China To Establish National HIV/AIDS Database; Provinces To Provide Free HIV Testing
China plans to establish a national database of people living with HIV/AIDS in the country in order to "get a better grip" on the epidemic, the Ministry of Health announced on Sunday, AFP/Yahoo! News reports. Although 840,000 HIV-positive people are estimated by the government to be living in the country, the government has "precise knowledge" of only a "small percentage" of those patients, according to AFP/Yahoo! News. Only 12.7% of HIV-positive people are registered with health authorities, and disease control centers had detailed records on 4.2% of patients, according to Xinhua News Agency. A draft of the country's first HIV/AIDS prevention and control regulations also will be completed soon and sent to the State Council in May. The regulations will primarily outline the rights and responsibilities of regional governments and citizens in controlling the spread of the disease. According to Vice Minister of Health Wang Longde, every province in the country will provide free and voluntary HIV tests this year (AFP/Yahoo! News, 3/20). The eastern province of Jiangsu already has begun offering HIV tests to people who sold their blood since 1990, according to the province's disease control center (Xinhua News Agency, 3/21). Unsafe blood collection procedures in the early and mid-1990s facilitated HIV infection among many rural Chinese farmers. The program paid farmers for their blood and sold it at state hospitals and private clinics (Kaiser Daily HIV/AIDS Report, 10/14/04). Jiangsu province also is providing tests for the spouses and children of HIV-positive people who participated in the unsafe blood collection procedures (Xinhua News Agency, 3/21).
Government Urges NGOs, Businesses To Fight HIV/AIDS
In related news, Chinese health officials on Friday in Beijing at a summit on business and HIV/AIDS in China urged nongovernmental organizations and companies in the country to increase their role in the fight against the disease (Kaiser Daily HIV/AIDS Report, 3/18). Vice Premier and Minister of Health Wu Yi said that the fight against HIV/AIDS cannot be "won by the government alone" and that businesses should help their employees to receive testing and treatment, according to the New York Times. "I hope our entrepreneurs, while they are developing their businesses, would also participate broadly in public welfare," Wu said, adding, "AIDS prevention is an important responsibility of the Chinese government and is also a responsibility that must be shared by society" (Kahn, New York Times, 3/18). "We've understood deeply that in HIV/AIDS prevention, there are certain things that the government is not able to do," Wang said, adding, "Drug addicts, sex workers and homosexuals are reluctant to talk to government workers. Therefore, we must encourage NGOs to participate" (Pottinger, Wall Street Journal, 3/21).
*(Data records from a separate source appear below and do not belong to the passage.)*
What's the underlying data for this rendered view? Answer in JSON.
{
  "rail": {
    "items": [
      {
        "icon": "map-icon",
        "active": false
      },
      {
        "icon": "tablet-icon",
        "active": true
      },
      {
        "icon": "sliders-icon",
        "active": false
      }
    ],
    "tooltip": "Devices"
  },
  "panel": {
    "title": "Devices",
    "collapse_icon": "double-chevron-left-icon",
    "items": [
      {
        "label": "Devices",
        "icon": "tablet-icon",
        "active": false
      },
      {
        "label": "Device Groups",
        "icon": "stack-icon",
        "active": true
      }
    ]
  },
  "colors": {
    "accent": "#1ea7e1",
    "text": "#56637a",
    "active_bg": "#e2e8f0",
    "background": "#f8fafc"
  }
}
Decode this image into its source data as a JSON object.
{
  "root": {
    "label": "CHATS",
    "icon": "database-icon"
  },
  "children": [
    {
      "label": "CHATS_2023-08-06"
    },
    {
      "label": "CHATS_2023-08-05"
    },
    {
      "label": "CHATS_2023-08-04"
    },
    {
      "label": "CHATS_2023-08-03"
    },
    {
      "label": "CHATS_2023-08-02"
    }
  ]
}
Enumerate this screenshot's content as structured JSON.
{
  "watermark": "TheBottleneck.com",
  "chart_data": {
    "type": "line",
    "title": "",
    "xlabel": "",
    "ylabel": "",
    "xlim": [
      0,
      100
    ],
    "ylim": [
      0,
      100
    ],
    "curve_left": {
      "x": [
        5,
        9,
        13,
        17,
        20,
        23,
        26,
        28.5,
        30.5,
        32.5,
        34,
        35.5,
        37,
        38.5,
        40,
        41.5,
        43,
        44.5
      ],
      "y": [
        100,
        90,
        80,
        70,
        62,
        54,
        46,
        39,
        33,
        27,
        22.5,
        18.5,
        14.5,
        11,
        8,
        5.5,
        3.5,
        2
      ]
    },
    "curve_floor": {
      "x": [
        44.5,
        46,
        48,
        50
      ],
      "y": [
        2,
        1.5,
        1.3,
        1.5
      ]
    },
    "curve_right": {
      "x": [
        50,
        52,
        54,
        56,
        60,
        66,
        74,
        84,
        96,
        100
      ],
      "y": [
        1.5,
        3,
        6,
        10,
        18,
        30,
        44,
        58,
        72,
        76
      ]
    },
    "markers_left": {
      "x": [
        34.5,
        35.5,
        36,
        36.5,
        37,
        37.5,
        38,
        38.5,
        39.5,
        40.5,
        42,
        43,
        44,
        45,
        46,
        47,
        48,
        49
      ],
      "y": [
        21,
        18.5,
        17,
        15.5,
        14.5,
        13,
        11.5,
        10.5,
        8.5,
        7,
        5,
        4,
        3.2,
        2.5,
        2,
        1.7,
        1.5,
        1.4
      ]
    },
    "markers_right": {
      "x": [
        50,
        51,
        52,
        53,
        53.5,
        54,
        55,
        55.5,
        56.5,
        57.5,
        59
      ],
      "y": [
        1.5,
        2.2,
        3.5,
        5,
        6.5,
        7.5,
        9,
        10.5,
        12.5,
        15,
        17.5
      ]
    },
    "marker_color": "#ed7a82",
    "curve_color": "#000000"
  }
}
Nine Companies Join Global Business Coalition on HIV/AIDS
Nine Chinese companies last week also announced that they have joined the Global Business Coalition on HIV/AIDS, Singapore's Straits Times reports. According to GBC Executive Director Trevor Neilson, five to 10 additional companies likely will join the coalition "soon," the Straits Times reports. "There is tremendous momentum. Many companies told us when we began work a year ago that they were just waiting for a clear sign from the central government to get involved," Neilson said (Chua, Straits Times, 3/19). However, he added that "most" Chinese companies still see the epidemic as the "government's problems, not their own," according to the PTI/New Kerala. "It's pretty similar to the way companies in developed countries felt in the early days of the disease," Neilson said (PTI/New Kerala, 3/19).